If the case is viewed as a tort action, similar to a “slip-and-fall” premises liability case, then as between the buyer and seller, the seller is more likely to be liable, as the owner of the property   at the time the plaintiff entered the premises. Obviously, the buyer had no control over the premises at that time. But if the lawsuit is viewed as   petitioning the court to order repairs to the property, it will likely be the   buyer’s responsibility. He or she accepted the property “as is,” after an inspection, and accordingly, it is his responsibility to undertake any needed   repairs to the building.

Hypothetically speaking

You own a restaurant in a shopping center.   The plaintiff arrives in a wheelchair one day. A few months later, you and your landlord are sued for the following violations:

There is no “Van-Accessible” sign in front of your disabled parking space, even though it is clearly
identified as a handicapped parking spot.
The stripes for the disabled parking spaces are one foot too short.
The amount of pressure required to open the front door is too great.
The tables do not have the required leg room underneath.
The sink in the bathroom is ten inches too high.
The hot water pipes for the bathroom sink are not insulated.
The towel dispenser is one inch too high.
The height of the threshold at the entrance to the restaurant is half an inch too high.


The bad news:
You will probably have to fix all of these problems and pay a small sum to the plaintiff.
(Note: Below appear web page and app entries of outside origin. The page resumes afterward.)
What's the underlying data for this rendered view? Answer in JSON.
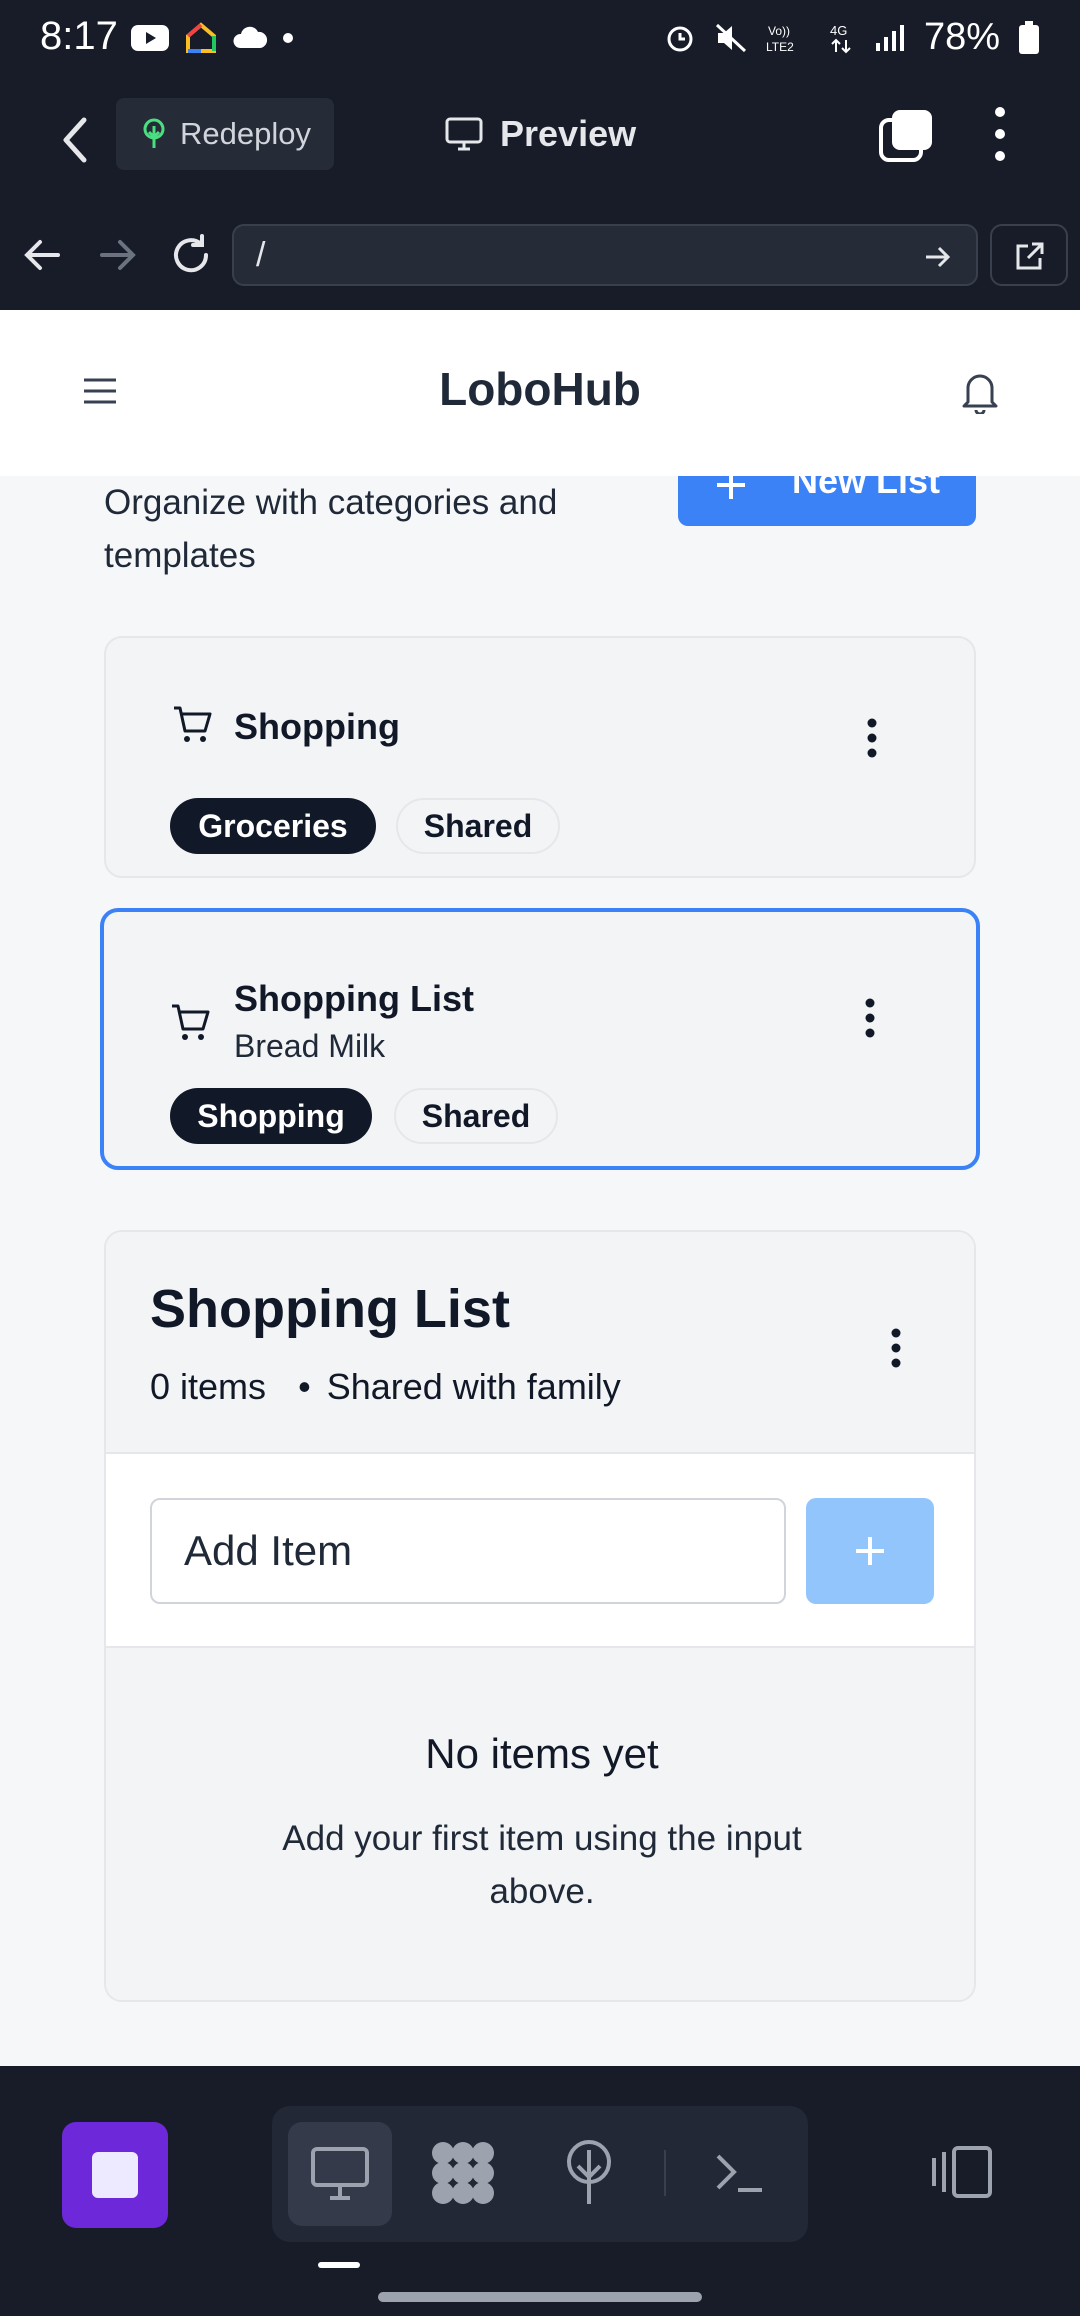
{
  "status_bar": {
    "time": "8:17",
    "battery": "78%"
  },
  "toolbar": {
    "redeploy_label": "Redeploy",
    "preview_label": "Preview"
  },
  "browser": {
    "url": "/"
  },
  "header": {
    "brand": "LoboHub"
  },
  "page": {
    "subtitle": "Organize with categories and templates",
    "new_list_label": "New List"
  },
  "lists": [
    {
      "title": "Shopping",
      "description": "",
      "tags": [
        "Groceries",
        "Shared"
      ]
    },
    {
      "title": "Shopping List",
      "description": "Bread Milk",
      "tags": [
        "Shopping",
        "Shared"
      ]
    }
  ],
  "detail": {
    "title": "Shopping List",
    "item_count": "0 items",
    "sharing": "Shared with family",
    "add_placeholder": "Add Item",
    "empty_title": "No items yet",
    "empty_desc": "Add your first item using the input above."
  },
  "colors": {
    "accent": "#3b82f6",
    "dark_chrome": "#181c28",
    "stop_button": "#6d28d9"
  }
}
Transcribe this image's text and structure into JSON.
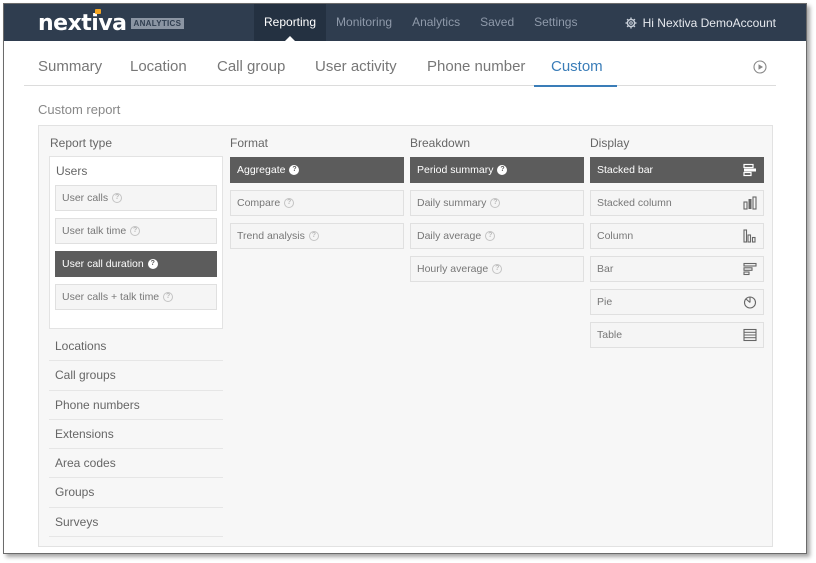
{
  "brand": {
    "logo_text": "nextiva",
    "badge": "ANALYTICS",
    "dot_color": "#f5a623"
  },
  "topnav": {
    "items": [
      "Reporting",
      "Monitoring",
      "Analytics",
      "Saved",
      "Settings"
    ],
    "active_index": 0,
    "account_label": "Hi Nextiva DemoAccount"
  },
  "tabs": {
    "items": [
      "Summary",
      "Location",
      "Call group",
      "User activity",
      "Phone number",
      "Custom"
    ],
    "active_index": 5
  },
  "section_title": "Custom report",
  "columns": {
    "report_type": "Report type",
    "format": "Format",
    "breakdown": "Breakdown",
    "display": "Display"
  },
  "users": {
    "title": "Users",
    "options": [
      "User calls",
      "User talk time",
      "User call duration",
      "User calls + talk time"
    ],
    "active_index": 2
  },
  "report_types": [
    "Locations",
    "Call groups",
    "Phone numbers",
    "Extensions",
    "Area codes",
    "Groups",
    "Surveys"
  ],
  "format": {
    "options": [
      "Aggregate",
      "Compare",
      "Trend analysis"
    ],
    "active_index": 0
  },
  "breakdown": {
    "options": [
      "Period summary",
      "Daily summary",
      "Daily average",
      "Hourly average"
    ],
    "active_index": 0
  },
  "display": {
    "options": [
      "Stacked bar",
      "Stacked column",
      "Column",
      "Bar",
      "Pie",
      "Table"
    ],
    "icons": [
      "stacked-bar-icon",
      "stacked-column-icon",
      "column-icon",
      "bar-icon",
      "pie-icon",
      "table-icon"
    ],
    "active_index": 0
  },
  "colors": {
    "topbar": "#2f3d4f",
    "accent": "#3a7db8",
    "selected": "#5c5c5c"
  }
}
The good news:
You will probably be able to convince your landlord to chip in for the parking-related problems.

These are examples of common problems for landlords, tenants, buyers and sellers of commercial real property. If you have any questions or concerns regarding your potential exposure to ADA claims, you should immediately consult an attorney in an effort to protect your rights and remedies.

​Representing a broad spectrum of clients ranging from large corporations to small businesses and individuals, Jim Roth has been involved in matters ranging from simple negotiations to complex litigation involving multi-million dollar exposure. His firm concentrates its practice in the areas of real estate, business and corporate matters from negotiations to litigation.


The Sun Country Connecton